vīsō vīsere vīsī vīsus: to pay visit to

lībertus lībertī m.: freedman

medicus medicī m.: doctor, physician

intimus –a –um: inmost, intimate

inquīsītiō inquīsītiōnis f.: espionage

suprēmus –a –um: last

mōmentum –ī n.: fluctuation, crisis

dispōnō dispōnere dispōsuī dispōsitus: to arrange

cursor cursōris m.: courier

nūntiō nuntiāre nuntiāvī nuntiātus: to announce

accelerō accelerāre accelerāvī accelerātus: to hasten

prae: in front of; prae se, outwardly

dissimulō dissimulāre dissimulāvī dissimulātus: to hide, obscure

testāmentum testāmentī n.: will

cohērēs –hērēdis m./f.: coheir

Domitiānus –ī m.: Domitian, emperor 81-96

laetor laetārī laetātus sum: to be glad

assiduus –a –um: constant

adūlātiō –ōnis f.: flattery

hērēs hērēdis m. or f.: heir

: unless

prīnceps –ipis m.: emperor

Text Read Aloud
article Nav

Suggested Citation
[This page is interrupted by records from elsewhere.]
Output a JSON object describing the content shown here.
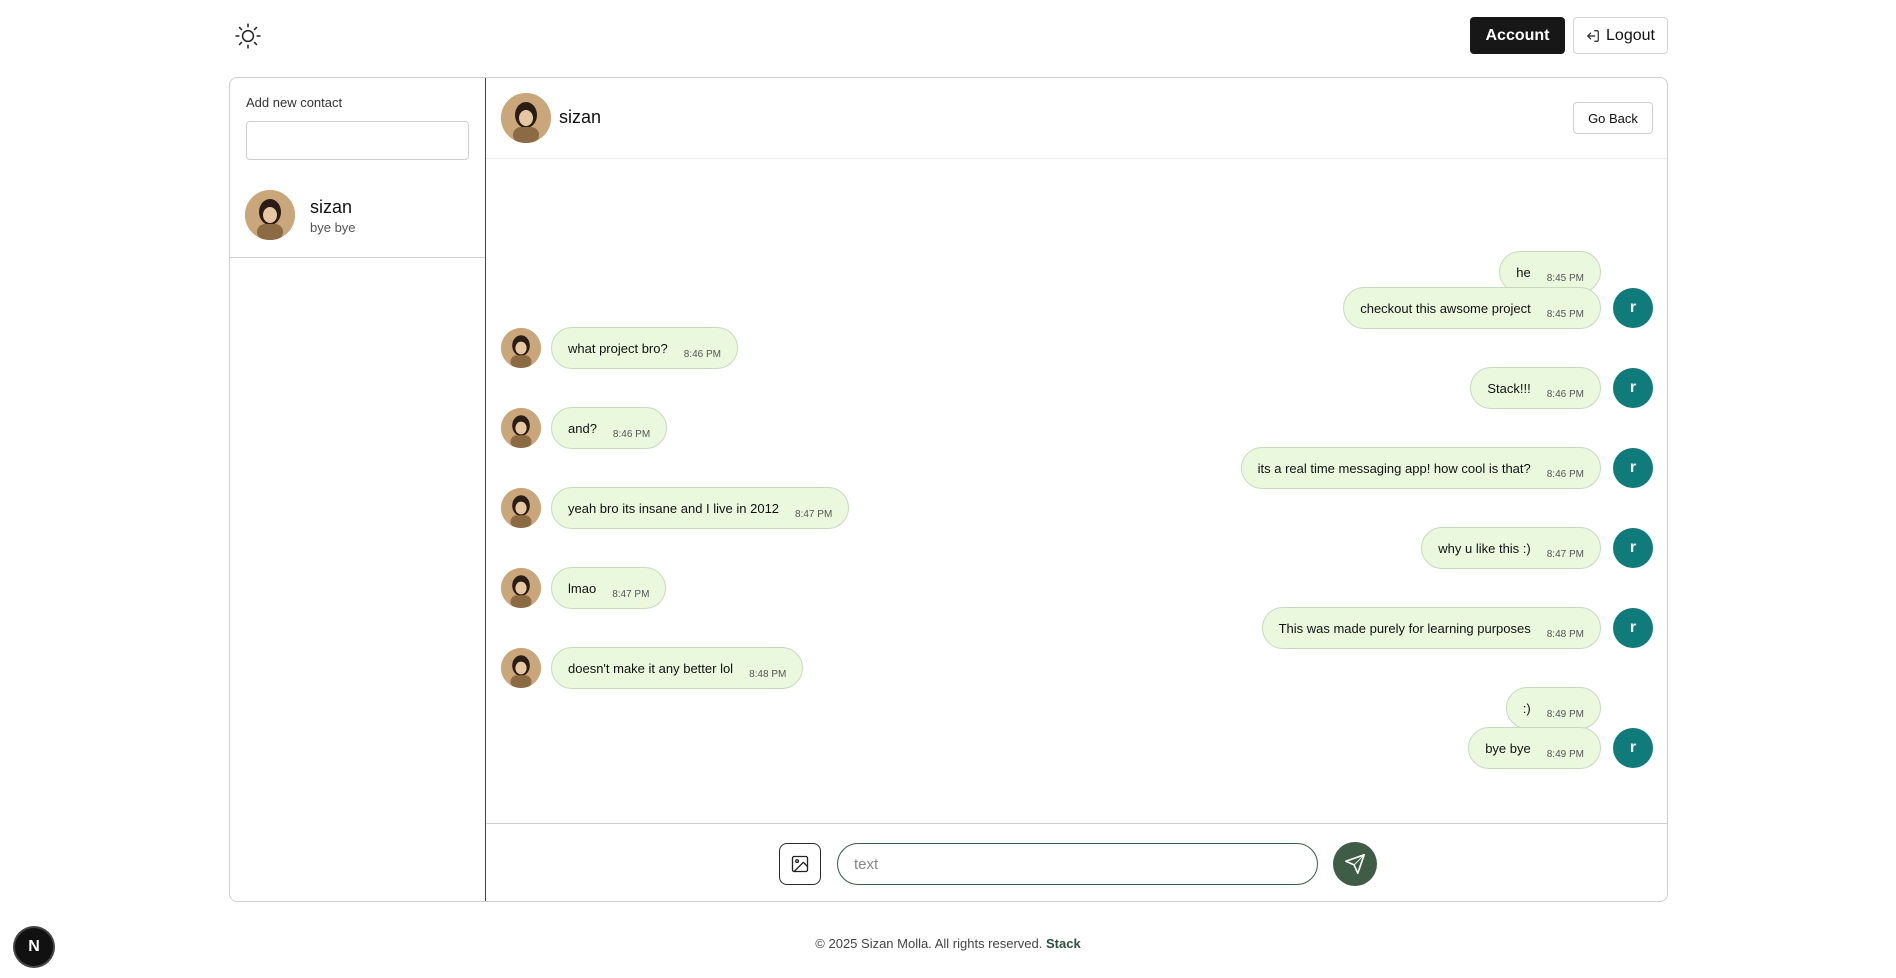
{
  "header": {
    "account_label": "Account",
    "logout_label": "Logout",
    "theme_icon": "sun-icon"
  },
  "sidebar": {
    "add_contact_label": "Add new contact",
    "add_contact_value": "",
    "contacts": [
      {
        "name": "sizan",
        "last_message": "bye bye"
      }
    ]
  },
  "chat": {
    "name": "sizan",
    "back_label": "Go Back",
    "input_placeholder": "text",
    "self_avatar_letter": "r",
    "accent_color": "#0f7c7b",
    "bubble_color": "#eaf9de",
    "send_color": "#3e5c46",
    "messages": [
      {
        "from": "me",
        "text": "he",
        "time": "8:45 PM"
      },
      {
        "from": "me",
        "text": "checkout this awsome project",
        "time": "8:45 PM"
      },
      {
        "from": "sizan",
        "text": "what project bro?",
        "time": "8:46 PM"
      },
      {
        "from": "me",
        "text": "Stack!!!",
        "time": "8:46 PM"
      },
      {
        "from": "sizan",
        "text": "and?",
        "time": "8:46 PM"
      },
      {
        "from": "me",
        "text": "its a real time messaging app! how cool is that?",
        "time": "8:46 PM"
      },
      {
        "from": "sizan",
        "text": "yeah bro its insane and I live in 2012",
        "time": "8:47 PM"
      },
      {
        "from": "me",
        "text": "why u like this :)",
        "time": "8:47 PM"
      },
      {
        "from": "sizan",
        "text": "lmao",
        "time": "8:47 PM"
      },
      {
        "from": "me",
        "text": "This was made purely for learning purposes",
        "time": "8:48 PM"
      },
      {
        "from": "sizan",
        "text": "doesn't make it any better lol",
        "time": "8:48 PM"
      },
      {
        "from": "me",
        "text": ":)",
        "time": "8:49 PM"
      },
      {
        "from": "me",
        "text": "bye bye",
        "time": "8:49 PM"
      }
    ]
  },
  "footer": {
    "copyright": "© 2025 Sizan Molla. All rights reserved.",
    "brand": "Stack"
  },
  "dev_badge": "N"
}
Cynthia Damon, Tacitus: Agricola. Carlisle, Pennsylvania: Dickinson College Commentaries, 2016. ISBN: 978-1-947822-09-2. http://dcc.dickinson.edu/tacitus-agricola/43